Rabbi Mendy and Rivky Hertzel will move to Zambia early next year to establish a Chabad House and assist the small but thriving Jewish community in the southern African nation. Zambia has not had a rabbi in over 60 years.
Rabbi Hertzel told JNS, “In February of this year, they tasked me to go to Zambia and investigate the possibility of establishing a permanent Chabad presence here. After a three-month stay, I saw firsthand that the country was a good fit for us to establish a Chabad House. So, I will be moving to Africa very soon and we are looking forward to this.”
Mendy is from the Golan Heights and his wife hails from Alaska. The newlywed couple will oversee operations in Zambia, joining the ranks of more than a hundred countries and territories where Chabad is active.
There are an estimated 100-150 Jews in the country of almost 20 million people. The Jewish community has diverse roots, including South African and Israeli ex-pats working in a variety of professions, and around 30-50 are Zambian citizens.
The first Jews to arrive in Zambia were Ashkenazim from Eastern Europe (mostly Lithuania) who migrated in the 19th century when it was a British colony. A few Sephardim also came, including the Katzenellenbogen family from Germany.
The main waves of migration came during the several diamond and gold rushes; other newcomers were pioneers in the cattle industry, copper mining and agriculture. Jewish merchants were active.
Some of the descendants of the early Jewish settlers still live in Zambia. The nation had its first Jewish wedding in 1905. During World War II, a few Holocaust survivors arrived, mostly from Germany and Lithuania fleeing Nazi persecution, seeking refuge in the furthest place they could reach.
The Jewish population peaked in the 1960s at around 2,000. However, the community dwindled as part of a larger white emigration.
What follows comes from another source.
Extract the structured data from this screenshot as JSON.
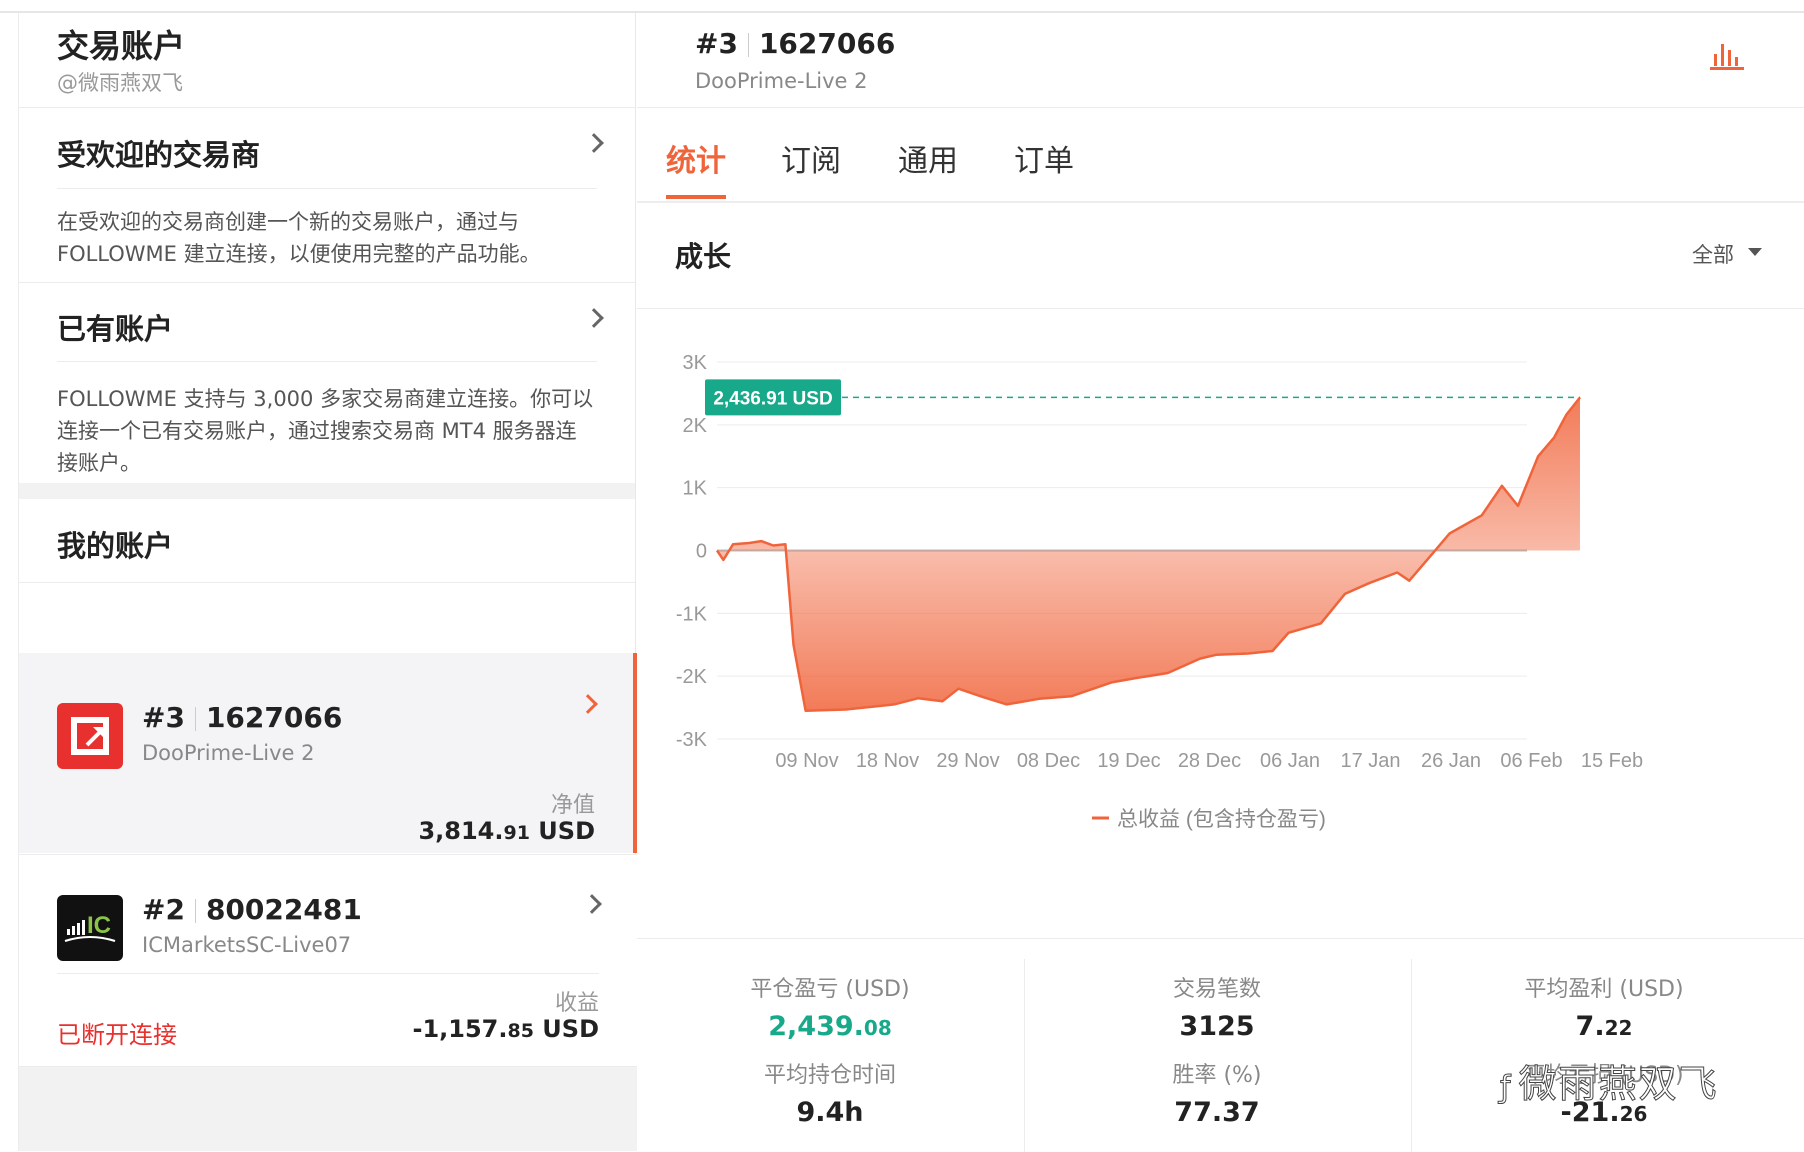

Many Zambian Jews moved to the United Kingdom, Australia or Israel.
Lusaka, the capital and largest city, historically had the largest Jewish population. The second biggest community was in Livingstone, near Victoria Falls.
The community in Livingstone had around 200 Jewish members at its peak and had a distinct identity, maintaining closer ties with the Jews in Bulawayo (now in Zimbabwe) because it was nearer, back when Zambia and Zimbabwe were Northern Rhodesia and Southern Rhodesia, respectively, under British rule (1911-64).
A synagogue built in Livingstone in the 1920s is now a church. A Star of David over the main entrance still remains visible, attesting to the historic Jewish presence.
Saul Radunski, a 69-year-old who grew up in Livingstone, said “The timing is just amazing to set up a Chabad presence here. Also, take into account that the relationships between Israel, Jews and Zambia itself are very well established. Right now, most Zambians are very committed to maintaining good ties with Israel. In the past [during the Cold War era] this good relationship may have been doubtful, but this is not the case anymore.”
Zambia has had an embassy in Tel Aviv since 2015. In 2017, when President Donald Trump announced he was moving the U.S. embassy to Jerusalem, Zambian representatives did not attend the U.N. General Assembly emergency meeting called to condemn the relocation.
The Chabad House will be situated in Lusaka, but it will also be geared to aiding Jews based in other places such as Livingstone, the Copperbelt Province and “wherever they may be hiding!” the rabbi said. Until now, the Chabad of Central Africa based in the Democratic Republic of the Congo (DRC) was in charge of supporting Jews in Zambia.
A notable member of the community named Yehuda Bendavid hails from the royalty of the Bemba tribe, which comprises a little over a third of the Zambian population. Bendavid was born Savior Chishimba and converted from Christianity. He served as a member of parliament from 2006 to 2009 and during his tenure worked to fight BDS and antisemitism.
Hertzel explained that they will cater to the needs of various Jewish demographics, including short-term travelers, tourists and business visitors as well as those intending to move to the country on a more permanent basis with their families. The rabbi also noted the importance of being able to organize a prayer and gathering space during Jewish holidays and to provide study materials to Jews who want to maintain their traditions.
When asked about kosher food, the rabbi said, “For now, the flight from South Africa [with its big Jewish community] is two hours away, so we can easily organize bringing kosher meat over.
“But there is a big farming culture here and there is plenty of livestock here in Zambia. You will notice a lot of cattle and sheep when you’re here. To make this livestock kosher is only a simple adjustment. So, we are looking into the possibility of doing our own shechita [Jewish ritual slaughter] in future,” Hertzel said.
Radunski added, “Chabad’s timely arrival is a blessing that brings with it a strong message of both a spiritual revival and renewal of Jewish culture in a country where it once thrived.”